---------- AVAILABLE RECORDS

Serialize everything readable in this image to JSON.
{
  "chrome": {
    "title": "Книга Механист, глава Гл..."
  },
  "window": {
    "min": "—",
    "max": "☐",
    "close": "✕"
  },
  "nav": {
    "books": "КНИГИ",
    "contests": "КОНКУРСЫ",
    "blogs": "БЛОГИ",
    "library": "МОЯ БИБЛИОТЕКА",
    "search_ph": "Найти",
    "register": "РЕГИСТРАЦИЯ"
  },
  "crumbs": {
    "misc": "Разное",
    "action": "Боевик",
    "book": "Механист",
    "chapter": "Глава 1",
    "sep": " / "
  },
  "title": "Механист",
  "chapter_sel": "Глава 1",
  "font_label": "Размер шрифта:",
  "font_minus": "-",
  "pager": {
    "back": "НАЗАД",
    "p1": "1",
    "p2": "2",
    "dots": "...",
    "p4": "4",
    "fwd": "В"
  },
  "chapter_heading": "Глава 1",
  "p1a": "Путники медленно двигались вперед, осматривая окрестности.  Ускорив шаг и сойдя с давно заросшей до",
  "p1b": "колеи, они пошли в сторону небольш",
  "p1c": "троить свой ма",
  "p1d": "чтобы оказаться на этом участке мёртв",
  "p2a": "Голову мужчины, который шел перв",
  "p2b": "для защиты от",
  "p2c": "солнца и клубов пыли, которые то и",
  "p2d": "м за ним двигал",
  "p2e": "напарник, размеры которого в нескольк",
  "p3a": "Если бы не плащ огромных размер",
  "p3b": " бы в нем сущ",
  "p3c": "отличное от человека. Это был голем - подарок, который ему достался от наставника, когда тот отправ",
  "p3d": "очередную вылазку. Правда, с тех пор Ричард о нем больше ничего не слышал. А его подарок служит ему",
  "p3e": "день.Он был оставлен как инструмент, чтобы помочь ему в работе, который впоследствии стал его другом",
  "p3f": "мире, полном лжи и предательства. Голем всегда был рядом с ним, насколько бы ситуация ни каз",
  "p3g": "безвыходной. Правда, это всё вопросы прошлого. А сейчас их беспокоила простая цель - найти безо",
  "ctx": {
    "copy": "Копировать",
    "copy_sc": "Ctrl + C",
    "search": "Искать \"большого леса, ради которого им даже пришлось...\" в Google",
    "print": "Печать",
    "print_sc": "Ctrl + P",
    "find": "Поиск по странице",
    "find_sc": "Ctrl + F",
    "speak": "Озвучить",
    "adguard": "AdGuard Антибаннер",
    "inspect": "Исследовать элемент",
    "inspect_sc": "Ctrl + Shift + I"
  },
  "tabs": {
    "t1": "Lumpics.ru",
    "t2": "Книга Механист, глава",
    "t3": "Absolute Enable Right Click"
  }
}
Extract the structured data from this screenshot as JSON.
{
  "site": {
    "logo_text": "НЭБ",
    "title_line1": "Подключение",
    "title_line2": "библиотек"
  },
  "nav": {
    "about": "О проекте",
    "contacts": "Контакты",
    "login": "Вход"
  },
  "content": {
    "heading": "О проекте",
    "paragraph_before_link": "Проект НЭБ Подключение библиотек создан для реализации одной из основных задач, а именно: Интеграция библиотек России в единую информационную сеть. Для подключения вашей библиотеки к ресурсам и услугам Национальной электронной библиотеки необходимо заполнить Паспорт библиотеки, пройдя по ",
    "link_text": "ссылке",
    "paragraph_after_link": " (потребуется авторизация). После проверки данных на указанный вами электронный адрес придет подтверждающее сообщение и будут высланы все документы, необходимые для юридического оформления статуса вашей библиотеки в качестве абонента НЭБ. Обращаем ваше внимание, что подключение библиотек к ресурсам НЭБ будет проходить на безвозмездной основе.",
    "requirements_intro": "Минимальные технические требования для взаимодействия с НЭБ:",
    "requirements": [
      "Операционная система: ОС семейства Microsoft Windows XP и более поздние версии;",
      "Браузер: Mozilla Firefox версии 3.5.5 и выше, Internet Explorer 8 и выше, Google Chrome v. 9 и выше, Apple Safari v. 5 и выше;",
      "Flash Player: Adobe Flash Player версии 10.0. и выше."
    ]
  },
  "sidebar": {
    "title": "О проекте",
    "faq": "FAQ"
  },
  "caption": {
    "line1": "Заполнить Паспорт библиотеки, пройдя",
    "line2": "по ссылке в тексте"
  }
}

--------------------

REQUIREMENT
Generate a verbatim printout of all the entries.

WRITTEN ANSWER
Serialize everything readable in this image to JSON.
{
  "chrome": {
    "title": "Книга Механист, глава Гл..."
  },
  "window": {
    "min": "—",
    "max": "☐",
    "close": "✕"
  },
  "nav": {
    "books": "КНИГИ",
    "contests": "КОНКУРСЫ",
    "blogs": "БЛОГИ",
    "library": "МОЯ БИБЛИОТЕКА",
    "search_ph": "Найти",
    "register": "РЕГИСТРАЦИЯ"
  },
  "crumbs": {
    "misc": "Разное",
    "action": "Боевик",
    "book": "Механист",
    "chapter": "Глава 1",
    "sep": " / "
  },
  "title": "Механист",
  "chapter_sel": "Глава 1",
  "font_label": "Размер шрифта:",
  "font_minus": "-",
  "pager": {
    "back": "НАЗАД",
    "p1": "1",
    "p2": "2",
    "dots": "...",
    "p4": "4",
    "fwd": "В"
  },
  "chapter_heading": "Глава 1",
  "p1a": "Путники медленно двигались вперед, осматривая окрестности.  Ускорив шаг и сойдя с давно заросшей до",
  "p1b": "колеи, они пошли в сторону небольш",
  "p1c": "троить свой ма",
  "p1d": "чтобы оказаться на этом участке мёртв",
  "p2a": "Голову мужчины, который шел перв",
  "p2b": "для защиты от",
  "p2c": "солнца и клубов пыли, которые то и",
  "p2d": "м за ним двигал",
  "p2e": "напарник, размеры которого в нескольк",
  "p3a": "Если бы не плащ огромных размер",
  "p3b": " бы в нем сущ",
  "p3c": "отличное от человека. Это был голем - подарок, который ему достался от наставника, когда тот отправ",
  "p3d": "очередную вылазку. Правда, с тех пор Ричард о нем больше ничего не слышал. А его подарок служит ему",
  "p3e": "день.Он был оставлен как инструмент, чтобы помочь ему в работе, который впоследствии стал его другом",
  "p3f": "мире, полном лжи и предательства. Голем всегда был рядом с ним, насколько бы ситуация ни каз",
  "p3g": "безвыходной. Правда, это всё вопросы прошлого. А сейчас их беспокоила простая цель - найти безо",
  "ctx": {
    "copy": "Копировать",
    "copy_sc": "Ctrl + C",
    "search": "Искать \"большого леса, ради которого им даже пришлось...\" в Google",
    "print": "Печать",
    "print_sc": "Ctrl + P",
    "find": "Поиск по странице",
    "find_sc": "Ctrl + F",
    "speak": "Озвучить",
    "adguard": "AdGuard Антибаннер",
    "inspect": "Исследовать элемент",
    "inspect_sc": "Ctrl + Shift + I"
  },
  "tabs": {
    "t1": "Lumpics.ru",
    "t2": "Книга Механист, глава",
    "t3": "Absolute Enable Right Click"
  }
}
Extract the structured data from this screenshot as JSON.
{
  "site": {
    "logo_text": "НЭБ",
    "title_line1": "Подключение",
    "title_line2": "библиотек"
  },
  "nav": {
    "about": "О проекте",
    "contacts": "Контакты",
    "login": "Вход"
  },
  "content": {
    "heading": "О проекте",
    "paragraph_before_link": "Проект НЭБ Подключение библиотек создан для реализации одной из основных задач, а именно: Интеграция библиотек России в единую информационную сеть. Для подключения вашей библиотеки к ресурсам и услугам Национальной электронной библиотеки необходимо заполнить Паспорт библиотеки, пройдя по ",
    "link_text": "ссылке",
    "paragraph_after_link": " (потребуется авторизация). После проверки данных на указанный вами электронный адрес придет подтверждающее сообщение и будут высланы все документы, необходимые для юридического оформления статуса вашей библиотеки в качестве абонента НЭБ. Обращаем ваше внимание, что подключение библиотек к ресурсам НЭБ будет проходить на безвозмездной основе.",
    "requirements_intro": "Минимальные технические требования для взаимодействия с НЭБ:",
    "requirements": [
      "Операционная система: ОС семейства Microsoft Windows XP и более поздние версии;",
      "Браузер: Mozilla Firefox версии 3.5.5 и выше, Internet Explorer 8 и выше, Google Chrome v. 9 и выше, Apple Safari v. 5 и выше;",
      "Flash Player: Adobe Flash Player версии 10.0. и выше."
    ]
  },
  "sidebar": {
    "title": "О проекте",
    "faq": "FAQ"
  },
  "caption": {
    "line1": "Заполнить Паспорт библиотеки, пройдя",
    "line2": "по ссылке в тексте"
  }
}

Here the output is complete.